**Assignment:**
Go through the lines below and copy any that hold the string "Save".

*** Provided records ***

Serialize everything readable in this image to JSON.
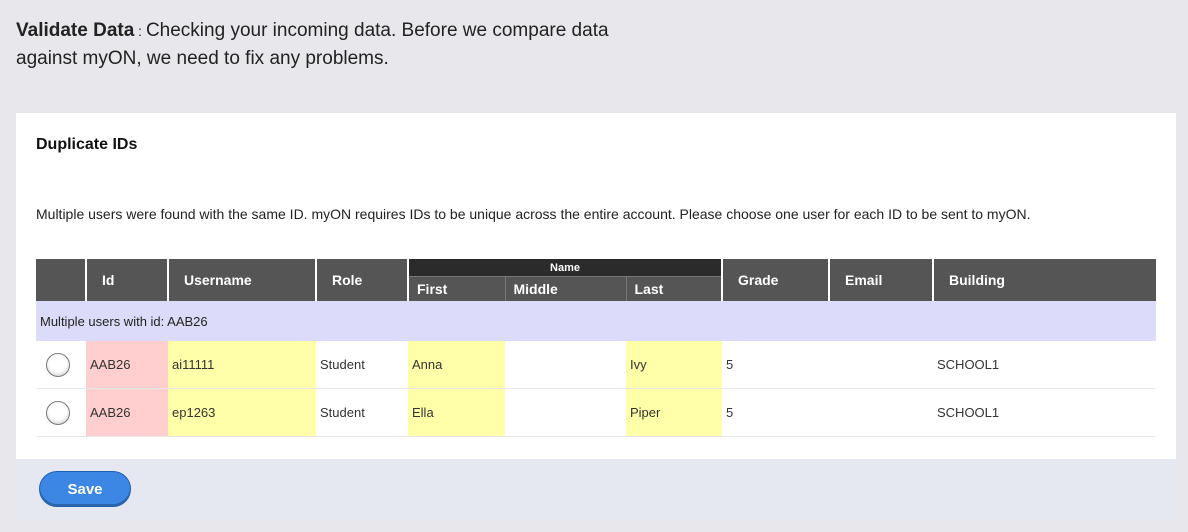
{
  "header": {
    "title": "Validate Data",
    "separator": " : ",
    "description": "Checking your incoming data. Before we compare data against myON, we need to fix any problems."
  },
  "panel": {
    "title": "Duplicate IDs",
    "description": "Multiple users were found with the same ID. myON requires IDs to be unique across the entire account. Please choose one user for each ID to be sent to myON."
  },
  "table": {
    "columns": {
      "id": "Id",
      "username": "Username",
      "role": "Role",
      "name": "Name",
      "first": "First",
      "middle": "Middle",
      "last": "Last",
      "grade": "Grade",
      "email": "Email",
      "building": "Building"
    },
    "group_label": "Multiple users with id: AAB26",
    "rows": [
      {
        "id": "AAB26",
        "username": "ai11111",
        "role": "Student",
        "first": "Anna",
        "middle": "",
        "last": "Ivy",
        "grade": "5",
        "email": "",
        "building": "SCHOOL1"
      },
      {
        "id": "AAB26",
        "username": "ep1263",
        "role": "Student",
        "first": "Ella",
        "middle": "",
        "last": "Piper",
        "grade": "5",
        "email": "",
        "building": "SCHOOL1"
      }
    ]
  },
  "footer": {
    "save_label": "Save"
  },
  "colors": {
    "accent": "#3b87e3",
    "duplicate_highlight": "#ffcfcf",
    "issue_highlight": "#ffffaa",
    "group_row": "#dcdcfa",
    "header_bg": "#555555"
  }
}
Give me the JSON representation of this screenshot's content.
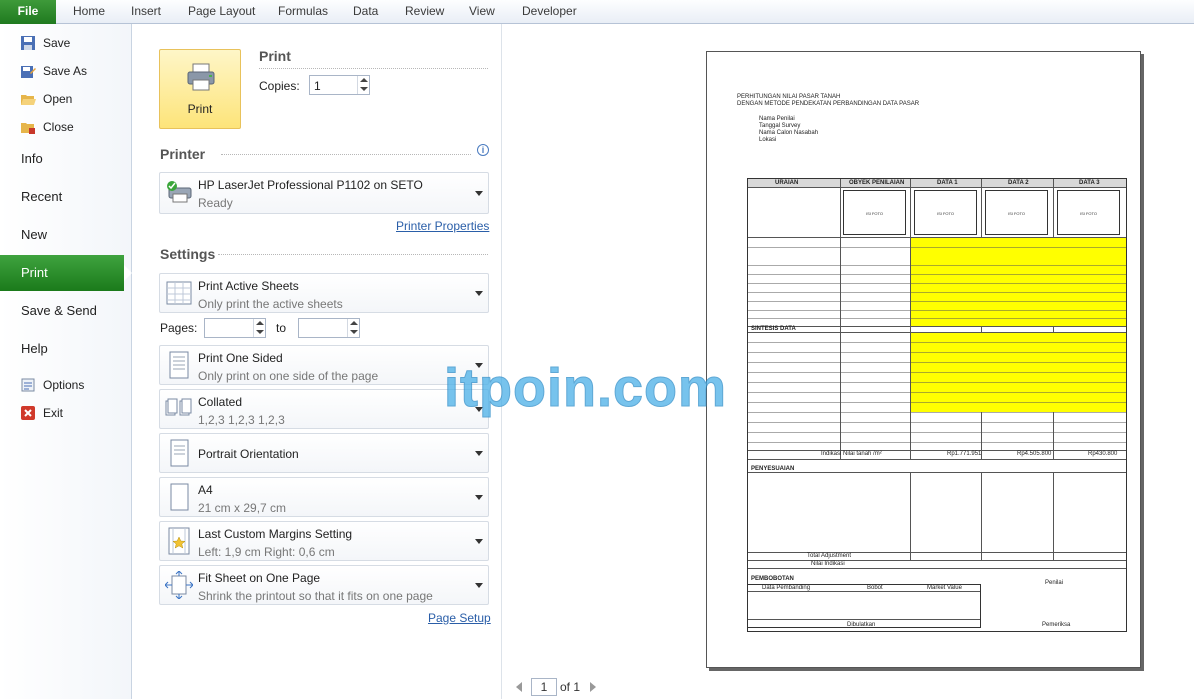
{
  "ribbon": {
    "file": "File",
    "tabs": [
      "Home",
      "Insert",
      "Page Layout",
      "Formulas",
      "Data",
      "Review",
      "View",
      "Developer"
    ]
  },
  "nav": {
    "save": "Save",
    "save_as": "Save As",
    "open": "Open",
    "close": "Close",
    "info": "Info",
    "recent": "Recent",
    "new": "New",
    "print": "Print",
    "save_send": "Save & Send",
    "help": "Help",
    "options": "Options",
    "exit": "Exit"
  },
  "print": {
    "header": "Print",
    "button_label": "Print",
    "copies_label": "Copies:",
    "copies_value": "1"
  },
  "printer": {
    "header": "Printer",
    "name": "HP LaserJet Professional P1102 on SETO",
    "status": "Ready",
    "properties_link": "Printer Properties"
  },
  "settings": {
    "header": "Settings",
    "active_sheets": {
      "title": "Print Active Sheets",
      "desc": "Only print the active sheets"
    },
    "pages_label": "Pages:",
    "to_label": "to",
    "one_sided": {
      "title": "Print One Sided",
      "desc": "Only print on one side of the page"
    },
    "collated": {
      "title": "Collated",
      "desc": "1,2,3    1,2,3    1,2,3"
    },
    "orientation": {
      "title": "Portrait Orientation"
    },
    "paper": {
      "title": "A4",
      "desc": "21 cm x 29,7 cm"
    },
    "margins": {
      "title": "Last Custom Margins Setting",
      "desc": "Left:  1,9 cm    Right:  0,6 cm"
    },
    "scaling": {
      "title": "Fit Sheet on One Page",
      "desc": "Shrink the printout so that it fits on one page"
    },
    "page_setup_link": "Page Setup"
  },
  "preview": {
    "page_value": "1",
    "of_label": "of 1",
    "sheet": {
      "title1": "PERHITUNGAN NILAI PASAR TANAH",
      "title2": "DENGAN METODE PENDEKATAN PERBANDINGAN DATA PASAR",
      "meta": [
        "Nama Penilai",
        "Tanggal Survey",
        "Nama Calon Nasabah",
        "Lokasi"
      ],
      "headers": [
        "URAIAN",
        "OBYEK PENILAIAN",
        "DATA 1",
        "DATA 2",
        "DATA 3"
      ],
      "photo": "ISI FOTO",
      "indikasi_label": "Indikasi Nilai tanah /m²",
      "indikasi_values": [
        "Rp1.771.951",
        "Rp4.505.800",
        "Rp430.800"
      ],
      "sintesis": "SINTESIS DATA",
      "penyesuaian": "PENYESUAIAN",
      "total_adjustment": "Total Adjustment",
      "nilai_indikasi": "Nilai Indikasi",
      "pembobotan": "PEMBOBOTAN",
      "data_pembanding": "Data Pembanding",
      "bobot": "Bobot",
      "market_value": "Market Value",
      "penilai": "Penilai",
      "dibulatkan": "Dibulatkan",
      "pemeriksa": "Pemeriksa"
    }
  },
  "watermark": "itpoin.com",
  "colors": {
    "file_tab": "#2a8a2a",
    "active_nav": "#2e8f2e",
    "highlight": "#ffff00",
    "link": "#2a5ea8"
  }
}
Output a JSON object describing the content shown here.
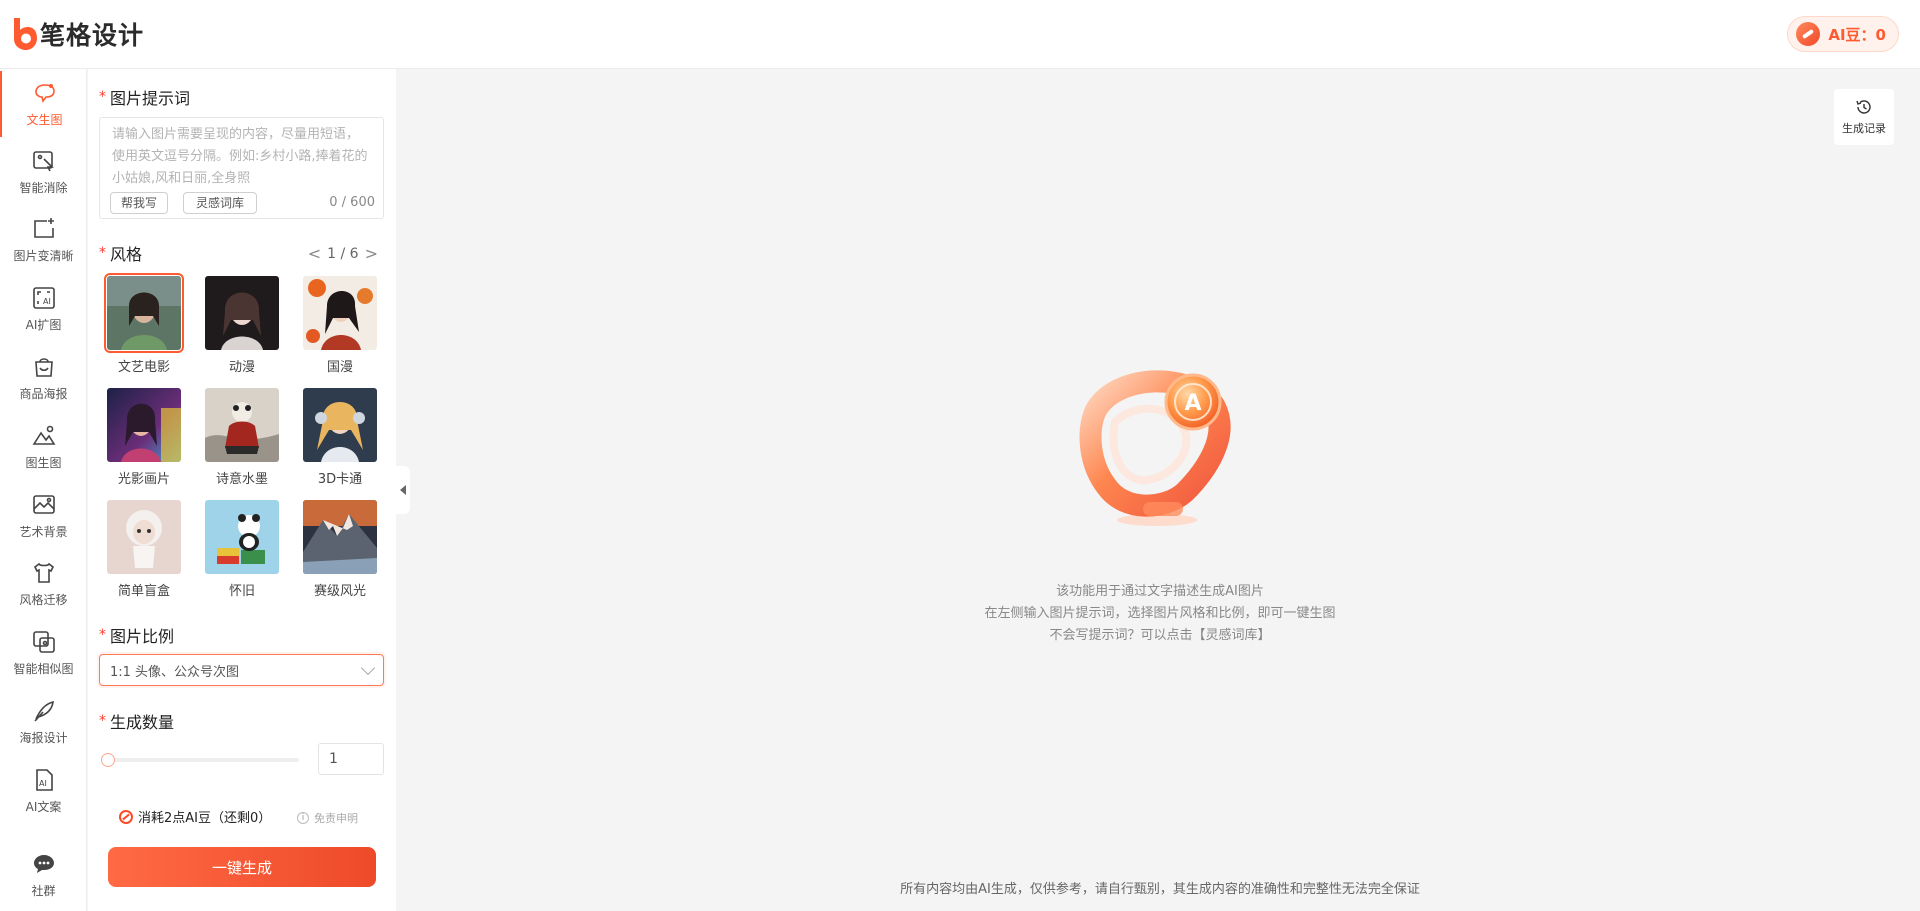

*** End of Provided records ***

**Exercise solution:**
    "save_label": "Save"
    "save": "Save",
    "save_as": "Save As",
    "save_send": "Save & Send",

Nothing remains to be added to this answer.